5G promises lightning-fast speeds, no lag time, and increased densities — a critical piece to make autonomous vehicles and smart cities a reality. So, why aren’t cars driving themselves yet? The answer is that even though the technology needed to transmit the data exists, there’s not enough power to get it there. Integrating distributed power to high-speed communications and IT nodes seems like a logical fix to the problem. This is valid in concept, but not so easy to implement. Because distributed power combines multiple renewable sources to provide flexible, efficient electricity, it can be somewhat difficult to match generation and consumption.
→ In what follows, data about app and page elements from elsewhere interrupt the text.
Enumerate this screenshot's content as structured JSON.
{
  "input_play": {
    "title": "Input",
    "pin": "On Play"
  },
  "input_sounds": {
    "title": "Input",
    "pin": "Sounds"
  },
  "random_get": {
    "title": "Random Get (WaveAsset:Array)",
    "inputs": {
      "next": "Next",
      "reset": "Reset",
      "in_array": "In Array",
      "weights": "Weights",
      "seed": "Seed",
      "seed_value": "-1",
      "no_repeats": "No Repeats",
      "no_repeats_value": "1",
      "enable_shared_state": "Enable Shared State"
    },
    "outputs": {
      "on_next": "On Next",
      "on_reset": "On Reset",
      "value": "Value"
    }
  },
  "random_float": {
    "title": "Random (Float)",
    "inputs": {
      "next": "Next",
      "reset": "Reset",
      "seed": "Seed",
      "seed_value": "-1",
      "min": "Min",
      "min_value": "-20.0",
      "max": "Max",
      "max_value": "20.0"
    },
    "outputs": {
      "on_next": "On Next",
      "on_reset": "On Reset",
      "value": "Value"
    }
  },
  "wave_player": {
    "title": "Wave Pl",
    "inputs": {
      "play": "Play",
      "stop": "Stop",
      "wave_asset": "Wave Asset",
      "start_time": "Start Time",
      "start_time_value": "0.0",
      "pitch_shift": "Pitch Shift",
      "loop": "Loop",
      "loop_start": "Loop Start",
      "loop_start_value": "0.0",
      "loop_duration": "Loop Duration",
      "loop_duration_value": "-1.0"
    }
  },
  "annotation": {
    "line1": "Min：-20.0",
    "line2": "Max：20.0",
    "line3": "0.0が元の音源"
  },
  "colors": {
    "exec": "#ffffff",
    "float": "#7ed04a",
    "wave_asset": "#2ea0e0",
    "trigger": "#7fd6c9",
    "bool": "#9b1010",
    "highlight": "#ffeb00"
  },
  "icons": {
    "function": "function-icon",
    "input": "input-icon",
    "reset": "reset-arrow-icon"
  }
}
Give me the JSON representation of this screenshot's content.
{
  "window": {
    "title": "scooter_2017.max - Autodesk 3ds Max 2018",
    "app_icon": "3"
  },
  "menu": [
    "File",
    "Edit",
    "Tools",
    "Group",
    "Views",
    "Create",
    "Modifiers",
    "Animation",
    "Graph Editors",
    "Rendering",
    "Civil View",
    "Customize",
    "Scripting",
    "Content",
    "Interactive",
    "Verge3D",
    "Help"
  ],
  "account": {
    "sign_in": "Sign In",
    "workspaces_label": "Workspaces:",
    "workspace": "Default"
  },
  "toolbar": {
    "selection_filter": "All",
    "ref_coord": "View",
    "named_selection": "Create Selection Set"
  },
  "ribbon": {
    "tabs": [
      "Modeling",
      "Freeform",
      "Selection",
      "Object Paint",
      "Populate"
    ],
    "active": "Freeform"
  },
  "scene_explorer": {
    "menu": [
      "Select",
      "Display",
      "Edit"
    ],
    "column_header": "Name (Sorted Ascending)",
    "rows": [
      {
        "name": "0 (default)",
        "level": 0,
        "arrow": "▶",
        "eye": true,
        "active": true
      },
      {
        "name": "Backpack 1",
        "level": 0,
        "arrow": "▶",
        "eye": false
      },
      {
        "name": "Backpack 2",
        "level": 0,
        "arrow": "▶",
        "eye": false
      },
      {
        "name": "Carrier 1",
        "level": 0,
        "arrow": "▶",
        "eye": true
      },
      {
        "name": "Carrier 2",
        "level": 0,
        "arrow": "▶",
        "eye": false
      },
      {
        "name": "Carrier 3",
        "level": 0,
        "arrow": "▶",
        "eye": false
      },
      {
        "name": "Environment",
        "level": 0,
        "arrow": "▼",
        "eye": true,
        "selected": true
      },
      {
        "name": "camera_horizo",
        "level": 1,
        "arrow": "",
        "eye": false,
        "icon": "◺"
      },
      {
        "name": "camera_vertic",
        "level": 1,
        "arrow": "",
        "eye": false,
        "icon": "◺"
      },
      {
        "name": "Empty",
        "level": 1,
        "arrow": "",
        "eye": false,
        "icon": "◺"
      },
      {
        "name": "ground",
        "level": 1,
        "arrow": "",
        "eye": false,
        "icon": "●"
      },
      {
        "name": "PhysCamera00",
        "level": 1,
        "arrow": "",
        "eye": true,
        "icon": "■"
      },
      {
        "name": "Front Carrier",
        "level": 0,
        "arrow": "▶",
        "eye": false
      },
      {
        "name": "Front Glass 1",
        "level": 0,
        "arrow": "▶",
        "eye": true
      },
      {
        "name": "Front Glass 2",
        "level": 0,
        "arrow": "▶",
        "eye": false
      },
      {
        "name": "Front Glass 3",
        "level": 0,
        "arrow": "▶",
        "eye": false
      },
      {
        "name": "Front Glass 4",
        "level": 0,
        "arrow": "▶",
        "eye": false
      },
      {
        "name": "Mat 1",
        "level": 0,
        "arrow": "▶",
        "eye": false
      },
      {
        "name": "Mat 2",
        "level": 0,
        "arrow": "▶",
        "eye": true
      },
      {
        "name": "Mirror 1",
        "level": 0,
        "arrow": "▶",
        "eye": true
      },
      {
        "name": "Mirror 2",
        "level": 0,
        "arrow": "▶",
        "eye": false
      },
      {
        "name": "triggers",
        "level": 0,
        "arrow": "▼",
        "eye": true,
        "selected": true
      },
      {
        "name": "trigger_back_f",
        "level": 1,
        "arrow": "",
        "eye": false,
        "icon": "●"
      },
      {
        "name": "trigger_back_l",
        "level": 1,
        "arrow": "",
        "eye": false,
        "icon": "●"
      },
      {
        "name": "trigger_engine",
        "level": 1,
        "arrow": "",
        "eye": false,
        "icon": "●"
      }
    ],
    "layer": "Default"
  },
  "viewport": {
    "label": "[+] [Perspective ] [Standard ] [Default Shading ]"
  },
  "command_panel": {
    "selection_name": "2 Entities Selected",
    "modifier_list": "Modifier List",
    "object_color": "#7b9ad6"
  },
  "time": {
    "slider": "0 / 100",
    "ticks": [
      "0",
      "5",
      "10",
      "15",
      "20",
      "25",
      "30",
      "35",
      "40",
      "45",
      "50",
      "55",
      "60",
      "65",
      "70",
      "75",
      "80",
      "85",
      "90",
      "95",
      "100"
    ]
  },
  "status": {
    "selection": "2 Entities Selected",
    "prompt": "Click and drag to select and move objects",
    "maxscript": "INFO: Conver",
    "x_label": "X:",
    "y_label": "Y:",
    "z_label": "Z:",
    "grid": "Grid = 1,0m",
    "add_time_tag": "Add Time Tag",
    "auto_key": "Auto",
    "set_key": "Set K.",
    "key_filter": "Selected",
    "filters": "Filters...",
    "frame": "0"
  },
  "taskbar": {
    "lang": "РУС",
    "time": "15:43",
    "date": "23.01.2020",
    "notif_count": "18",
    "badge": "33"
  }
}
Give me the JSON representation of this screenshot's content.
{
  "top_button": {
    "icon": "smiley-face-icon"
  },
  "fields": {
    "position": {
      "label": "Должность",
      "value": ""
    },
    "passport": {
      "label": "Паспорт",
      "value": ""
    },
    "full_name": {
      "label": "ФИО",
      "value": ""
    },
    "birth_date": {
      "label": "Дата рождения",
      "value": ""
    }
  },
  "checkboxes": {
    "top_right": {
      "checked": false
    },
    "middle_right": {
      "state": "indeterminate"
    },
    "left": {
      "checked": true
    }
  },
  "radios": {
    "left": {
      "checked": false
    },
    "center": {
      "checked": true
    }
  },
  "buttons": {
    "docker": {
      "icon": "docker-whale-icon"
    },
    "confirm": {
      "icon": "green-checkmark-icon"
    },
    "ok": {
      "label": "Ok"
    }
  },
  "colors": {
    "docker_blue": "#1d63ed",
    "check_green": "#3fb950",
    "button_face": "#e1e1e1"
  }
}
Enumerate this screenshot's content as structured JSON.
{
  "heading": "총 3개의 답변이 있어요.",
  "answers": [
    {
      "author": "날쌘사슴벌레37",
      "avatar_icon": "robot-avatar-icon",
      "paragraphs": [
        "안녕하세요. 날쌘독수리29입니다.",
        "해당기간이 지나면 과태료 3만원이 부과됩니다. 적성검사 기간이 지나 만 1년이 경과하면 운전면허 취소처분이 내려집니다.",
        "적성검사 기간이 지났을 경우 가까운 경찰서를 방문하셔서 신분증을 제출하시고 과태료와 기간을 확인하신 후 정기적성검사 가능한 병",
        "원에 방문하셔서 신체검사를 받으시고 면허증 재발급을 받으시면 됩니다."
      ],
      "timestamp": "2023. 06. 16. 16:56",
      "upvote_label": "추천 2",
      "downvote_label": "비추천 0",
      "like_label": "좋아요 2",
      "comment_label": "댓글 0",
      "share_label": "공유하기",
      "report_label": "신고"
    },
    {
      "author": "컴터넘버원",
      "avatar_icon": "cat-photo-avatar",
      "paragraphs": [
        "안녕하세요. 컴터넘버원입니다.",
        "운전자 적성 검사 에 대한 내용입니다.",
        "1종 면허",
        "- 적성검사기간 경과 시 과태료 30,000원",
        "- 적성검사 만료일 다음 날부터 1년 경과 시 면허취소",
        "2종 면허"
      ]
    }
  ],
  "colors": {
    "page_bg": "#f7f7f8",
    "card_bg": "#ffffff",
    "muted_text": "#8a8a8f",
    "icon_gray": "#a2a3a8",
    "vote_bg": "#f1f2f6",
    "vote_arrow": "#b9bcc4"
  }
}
Cabling considerations for CORD networks
In the midst of edge computing and the growing role of edge data centers, a practice has emerged that frequently goes by its acronym, CORD. CORD stands for central office rearchitected as a data center. In a CORD deployment, a service provider uses an existing facility that has served as a central office. In some cases, these facilities now serve as headends for the service providers’ microwave towers or land lines.
5G and the Adjacent Possibilities
Edge computing represents the next challenge to data center and infrastructure engineers. Why? Data centers have grown so big that, now, highly distributed, small deployments are preferred in many cases. The low-latency requirement for new technologies means that 5G deployments on the edge will be the next wave of new facility builds.
Protecting cabling and equipment from the hyperscale to the edge
In any type of computing environment, the housing, protection and management of network connections is essential for uptime and performance. The methods for providing that protection and management, as well as the products and technologies for doing so, can vary significantly depending on the computing environment in which they will reside. This article looks at options for cabling and network-equipment housing, protection, and management in different environments.
Scaling enterprise IoT solutions using edge computing and the cloud
Just a few years ago, many expected all the Internet of Things (IoT) to move to the cloud—and much of the consumer-connected IoT indeed lives there—but one of the key basics of designing and building enterprise-scale IoT solutions is to make a balanced use of edge and cloud computing. Compared to cloud-only solutions, blended solutions that incorporate edge can alleviate latency, increase scalability, and enhance access to information so that better, faster decisions can be made, and enterprises can become more agile as a result.
8 developing trends in LAN cabling, telecom and data center networks
In its outlook for 2020, R&M has identified 8 key trends spanning across public, data center and local area networks.These include: Convergence, Single Pair Ethernet vs. Field Bus, Leveraging FTTX, WDM and Blown Microfiber, Leveraging 5G, Greater Importance of the Edge, High Density Data Centers, and Automated Infrastructure Management in Data Centers.
Gathering Clouds to Unleash a Flood of Data: How will Data Centers Cope?
Increasingly, applications at the network edge—Internet of Things, artificial intelligence, machine-to-machine communications and the like—are generating tremendous amounts of data. Many such applications demand ultra-reliable low-latency (mid, single-digit millisecond) performance. The challenges of coping with this growing flood of data—to and from the edge—are keeping data center managers awake at night. Here’s what we know.
What will a data center at the edge look like?
Edge sites are typically smaller than traditional data centers, requiring far less physical space, and often turning up in places that weren’t originally designed for IT networks. Edge computing racks often are deployed in closets or repurposed rooms in hospitals, schools, or even military sites in the middle of the desert. Key elements are: Monitoring, building in redundancies, securing the edge, closed-loop cooling systems, protection against the elements, and more.
‘State of the Edge 2020’ report forecasts edge computing infrastructure market will be worth US$700bn by 2028
The 2020 State of the Edge Report estimates that over $700 billion (€631 billion) in cumulative CAPEX will be spent within the next decade on edge IT infrastructure and data centre facilities.